:: Extracted records

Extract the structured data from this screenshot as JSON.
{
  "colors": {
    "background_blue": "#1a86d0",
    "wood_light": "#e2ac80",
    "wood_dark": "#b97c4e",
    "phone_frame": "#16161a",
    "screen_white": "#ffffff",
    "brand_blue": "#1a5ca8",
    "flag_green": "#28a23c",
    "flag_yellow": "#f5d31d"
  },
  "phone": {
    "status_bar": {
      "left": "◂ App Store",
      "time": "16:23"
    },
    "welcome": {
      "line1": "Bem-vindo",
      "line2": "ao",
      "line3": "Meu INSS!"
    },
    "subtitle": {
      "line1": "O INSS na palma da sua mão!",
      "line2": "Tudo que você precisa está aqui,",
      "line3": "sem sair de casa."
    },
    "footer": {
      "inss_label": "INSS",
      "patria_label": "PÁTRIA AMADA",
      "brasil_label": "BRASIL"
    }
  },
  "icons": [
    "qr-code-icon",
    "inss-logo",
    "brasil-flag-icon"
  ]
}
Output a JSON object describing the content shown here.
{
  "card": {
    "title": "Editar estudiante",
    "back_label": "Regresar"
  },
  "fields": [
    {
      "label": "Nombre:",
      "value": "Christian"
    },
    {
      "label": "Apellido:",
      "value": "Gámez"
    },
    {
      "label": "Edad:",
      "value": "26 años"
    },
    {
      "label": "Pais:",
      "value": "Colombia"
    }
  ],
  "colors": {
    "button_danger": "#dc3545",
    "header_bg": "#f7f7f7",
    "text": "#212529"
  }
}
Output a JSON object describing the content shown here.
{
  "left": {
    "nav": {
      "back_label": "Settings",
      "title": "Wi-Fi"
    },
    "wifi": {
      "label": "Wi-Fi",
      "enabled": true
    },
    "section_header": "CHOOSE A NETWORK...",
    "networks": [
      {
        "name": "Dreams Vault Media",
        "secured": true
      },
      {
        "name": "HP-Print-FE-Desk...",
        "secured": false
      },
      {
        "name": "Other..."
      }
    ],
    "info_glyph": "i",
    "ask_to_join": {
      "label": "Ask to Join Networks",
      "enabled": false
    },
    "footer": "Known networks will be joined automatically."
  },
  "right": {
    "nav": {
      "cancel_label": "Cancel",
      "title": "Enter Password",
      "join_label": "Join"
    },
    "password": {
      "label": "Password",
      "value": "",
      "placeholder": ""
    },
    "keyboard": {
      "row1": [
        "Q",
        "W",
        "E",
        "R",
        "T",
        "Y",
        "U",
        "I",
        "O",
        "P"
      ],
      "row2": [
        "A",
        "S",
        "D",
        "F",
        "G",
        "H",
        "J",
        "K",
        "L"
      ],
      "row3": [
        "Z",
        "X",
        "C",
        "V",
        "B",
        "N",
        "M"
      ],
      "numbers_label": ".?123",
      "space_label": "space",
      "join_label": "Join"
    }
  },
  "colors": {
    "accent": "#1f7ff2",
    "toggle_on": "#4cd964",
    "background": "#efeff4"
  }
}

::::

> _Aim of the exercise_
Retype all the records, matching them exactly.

> _Task output_
Extract the structured data from this screenshot as JSON.
{
  "colors": {
    "background_blue": "#1a86d0",
    "wood_light": "#e2ac80",
    "wood_dark": "#b97c4e",
    "phone_frame": "#16161a",
    "screen_white": "#ffffff",
    "brand_blue": "#1a5ca8",
    "flag_green": "#28a23c",
    "flag_yellow": "#f5d31d"
  },
  "phone": {
    "status_bar": {
      "left": "◂ App Store",
      "time": "16:23"
    },
    "welcome": {
      "line1": "Bem-vindo",
      "line2": "ao",
      "line3": "Meu INSS!"
    },
    "subtitle": {
      "line1": "O INSS na palma da sua mão!",
      "line2": "Tudo que você precisa está aqui,",
      "line3": "sem sair de casa."
    },
    "footer": {
      "inss_label": "INSS",
      "patria_label": "PÁTRIA AMADA",
      "brasil_label": "BRASIL"
    }
  },
  "icons": [
    "qr-code-icon",
    "inss-logo",
    "brasil-flag-icon"
  ]
}
Output a JSON object describing the content shown here.
{
  "card": {
    "title": "Editar estudiante",
    "back_label": "Regresar"
  },
  "fields": [
    {
      "label": "Nombre:",
      "value": "Christian"
    },
    {
      "label": "Apellido:",
      "value": "Gámez"
    },
    {
      "label": "Edad:",
      "value": "26 años"
    },
    {
      "label": "Pais:",
      "value": "Colombia"
    }
  ],
  "colors": {
    "button_danger": "#dc3545",
    "header_bg": "#f7f7f7",
    "text": "#212529"
  }
}
Output a JSON object describing the content shown here.
{
  "left": {
    "nav": {
      "back_label": "Settings",
      "title": "Wi-Fi"
    },
    "wifi": {
      "label": "Wi-Fi",
      "enabled": true
    },
    "section_header": "CHOOSE A NETWORK...",
    "networks": [
      {
        "name": "Dreams Vault Media",
        "secured": true
      },
      {
        "name": "HP-Print-FE-Desk...",
        "secured": false
      },
      {
        "name": "Other..."
      }
    ],
    "info_glyph": "i",
    "ask_to_join": {
      "label": "Ask to Join Networks",
      "enabled": false
    },
    "footer": "Known networks will be joined automatically."
  },
  "right": {
    "nav": {
      "cancel_label": "Cancel",
      "title": "Enter Password",
      "join_label": "Join"
    },
    "password": {
      "label": "Password",
      "value": "",
      "placeholder": ""
    },
    "keyboard": {
      "row1": [
        "Q",
        "W",
        "E",
        "R",
        "T",
        "Y",
        "U",
        "I",
        "O",
        "P"
      ],
      "row2": [
        "A",
        "S",
        "D",
        "F",
        "G",
        "H",
        "J",
        "K",
        "L"
      ],
      "row3": [
        "Z",
        "X",
        "C",
        "V",
        "B",
        "N",
        "M"
      ],
      "numbers_label": ".?123",
      "space_label": "space",
      "join_label": "Join"
    }
  },
  "colors": {
    "accent": "#1f7ff2",
    "toggle_on": "#4cd964",
    "background": "#efeff4"
  }
}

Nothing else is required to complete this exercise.